1941 Possible involvement in Hess Affair

1946 Visit to Egypt and Palestine. Official discussions

1948. He was invested as a Companion, Order of St. Michael and St. George (C.M.G.). Citation says "attached to a department of the Foreign Office"

1948 Feb 13. Travels with his wife from UK to Port Said. He is a "Civil Servant"

1949 Mar 26. He leaves UK for Port Said. He is a "Civil Servant"

1953 Dec 18. Times reports that Hennan & Froude have retained his services to undertake a tour of the Near East, Middle East and India on their behalf.
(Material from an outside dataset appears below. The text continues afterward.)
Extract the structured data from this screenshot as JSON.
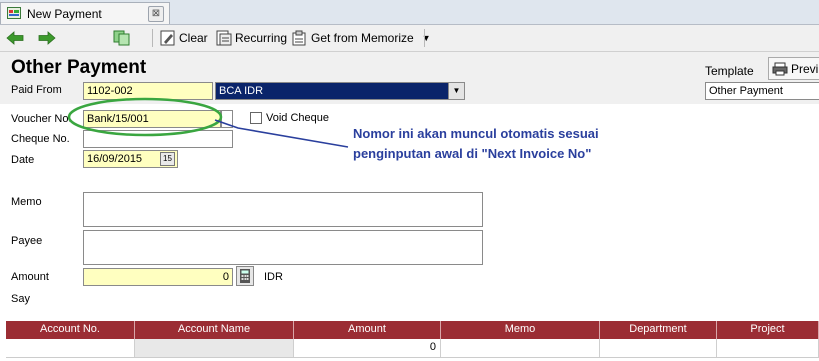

It adds that he was a director of the company from 1934 to 1945.

1955 Jun 27. Edinburgh Gazette reports THE Lord Lyon King of Arms has appointed DAVID HUGH MONTGOMERIE BOYLE, C.M.G., to be Falkland Pursuivant for fourteen days from 27th June 1955. Falkland Pursuivant of Arms was a Scottish pursuivant of arms of the Court of the Lord Lyon.The title was first mentioned in 1493 and it is derived from the Royal Palace of the same name located in Fife. The tile is often used for a temporary Pursuivant Extraordinary.

1959 Book "With Ardours Manifold"

1960 attended funeral of cousin Sd Ldr PN Boyle

1962 Oct 15. The Lord Lyon King of Arms has appointed David Hugh Montgomerie Boyle, CMG., to be Falkland Pursuivant- Extraordinary for fourteen days from 15th October 1962.

1963 Jun 28. The Lord Lyon King of Arms has appointed David Hugh Montgomerie Boyle, C.M.G., to be Falkland Pursuivant- Extraordinary for fourteen days from 28th June 1963.

1970 Oct 5, died aged 87 at Greenock, Renfrewshire, Scotland

1971 Dec 15. His widow died.

Police Advisor's Office